EXTRACTED ENTRIES Block Start

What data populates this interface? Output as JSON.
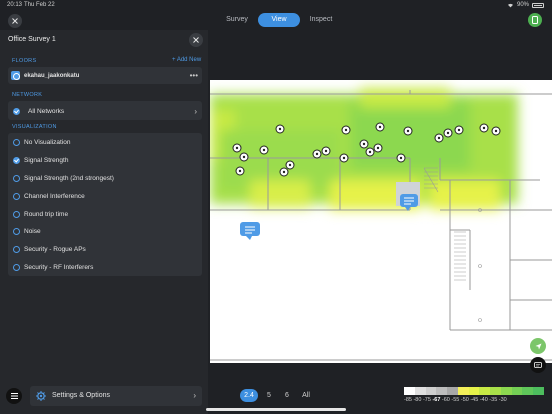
{
  "status_bar": {
    "time": "20:13",
    "date": "Thu Feb 22",
    "battery": "90%"
  },
  "top_tabs": [
    {
      "label": "Survey",
      "active": false
    },
    {
      "label": "View",
      "active": true
    },
    {
      "label": "Inspect",
      "active": false
    }
  ],
  "profile_initial": "",
  "panel": {
    "title": "Office Survey 1",
    "floors_label": "FLOORS",
    "add_new": "+ Add New",
    "floor_name": "ekahau_jaakonkatu",
    "network_label": "NETWORK",
    "network_value": "All Networks",
    "visualization_label": "VISUALIZATION",
    "visualizations": [
      {
        "label": "No Visualization",
        "selected": false
      },
      {
        "label": "Signal Strength",
        "selected": true
      },
      {
        "label": "Signal Strength (2nd strongest)",
        "selected": false
      },
      {
        "label": "Channel Interference",
        "selected": false
      },
      {
        "label": "Round trip time",
        "selected": false
      },
      {
        "label": "Noise",
        "selected": false
      },
      {
        "label": "Security - Rogue APs",
        "selected": false
      },
      {
        "label": "Security - RF Interferers",
        "selected": false
      }
    ],
    "settings_label": "Settings & Options"
  },
  "bands": [
    {
      "label": "2.4",
      "active": true
    },
    {
      "label": "5",
      "active": false
    },
    {
      "label": "6",
      "active": false
    },
    {
      "label": "All",
      "active": false
    }
  ],
  "legend": {
    "labels_left": "-85 -80 -75",
    "current": "-67",
    "labels_right": "-60 -55 -50 -45 -40 -35 -30",
    "colors": [
      "#ffffff",
      "#e0e0e0",
      "#cfcfcf",
      "#bdbdbd",
      "#a8a8a8",
      "#f4f05a",
      "#e6f24a",
      "#c8ea45",
      "#a8e04a",
      "#8cd850",
      "#74cf55",
      "#5fc65a",
      "#4dbd5e"
    ]
  },
  "icons": {
    "close": "close-icon",
    "menu": "hamburger-menu-icon",
    "settings": "gear-icon",
    "chevron": "chevron-right-icon",
    "more": "more-horizontal-icon",
    "ap": "access-point-icon",
    "comment": "comment-bubble-icon"
  }
}
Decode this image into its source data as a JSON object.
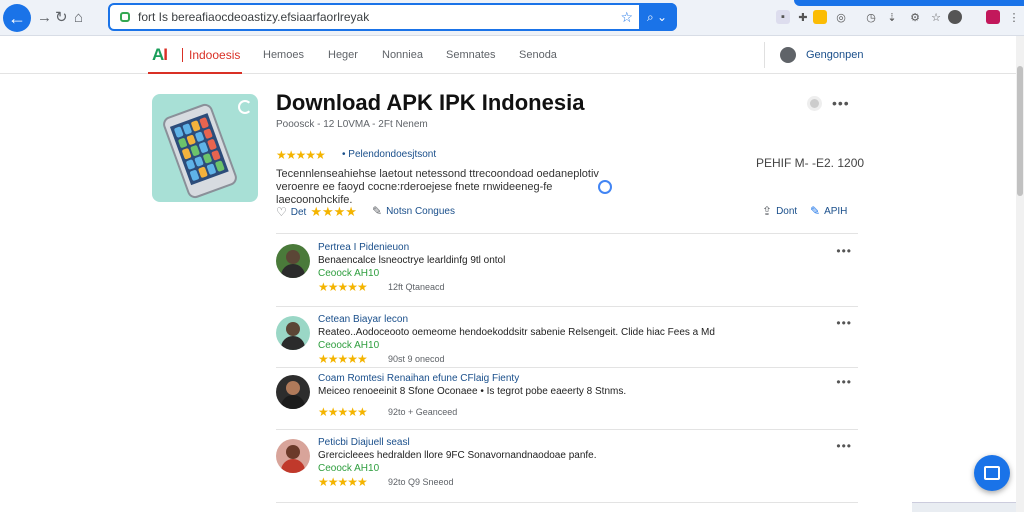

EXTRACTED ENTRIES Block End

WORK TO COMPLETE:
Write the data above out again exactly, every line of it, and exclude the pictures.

OUTPUT:
What data populates this interface? Output as JSON.
{
  "status_bar": {
    "time": "20:13",
    "date": "Thu Feb 22",
    "battery": "90%"
  },
  "top_tabs": [
    {
      "label": "Survey",
      "active": false
    },
    {
      "label": "View",
      "active": true
    },
    {
      "label": "Inspect",
      "active": false
    }
  ],
  "profile_initial": "",
  "panel": {
    "title": "Office Survey 1",
    "floors_label": "FLOORS",
    "add_new": "+ Add New",
    "floor_name": "ekahau_jaakonkatu",
    "network_label": "NETWORK",
    "network_value": "All Networks",
    "visualization_label": "VISUALIZATION",
    "visualizations": [
      {
        "label": "No Visualization",
        "selected": false
      },
      {
        "label": "Signal Strength",
        "selected": true
      },
      {
        "label": "Signal Strength (2nd strongest)",
        "selected": false
      },
      {
        "label": "Channel Interference",
        "selected": false
      },
      {
        "label": "Round trip time",
        "selected": false
      },
      {
        "label": "Noise",
        "selected": false
      },
      {
        "label": "Security - Rogue APs",
        "selected": false
      },
      {
        "label": "Security - RF Interferers",
        "selected": false
      }
    ],
    "settings_label": "Settings & Options"
  },
  "bands": [
    {
      "label": "2.4",
      "active": true
    },
    {
      "label": "5",
      "active": false
    },
    {
      "label": "6",
      "active": false
    },
    {
      "label": "All",
      "active": false
    }
  ],
  "legend": {
    "labels_left": "-85 -80 -75",
    "current": "-67",
    "labels_right": "-60 -55 -50 -45 -40 -35 -30",
    "colors": [
      "#ffffff",
      "#e0e0e0",
      "#cfcfcf",
      "#bdbdbd",
      "#a8a8a8",
      "#f4f05a",
      "#e6f24a",
      "#c8ea45",
      "#a8e04a",
      "#8cd850",
      "#74cf55",
      "#5fc65a",
      "#4dbd5e"
    ]
  },
  "icons": {
    "close": "close-icon",
    "menu": "hamburger-menu-icon",
    "settings": "gear-icon",
    "chevron": "chevron-right-icon",
    "more": "more-horizontal-icon",
    "ap": "access-point-icon",
    "comment": "comment-bubble-icon"
  }
}
Decode this image into its source data as a JSON object.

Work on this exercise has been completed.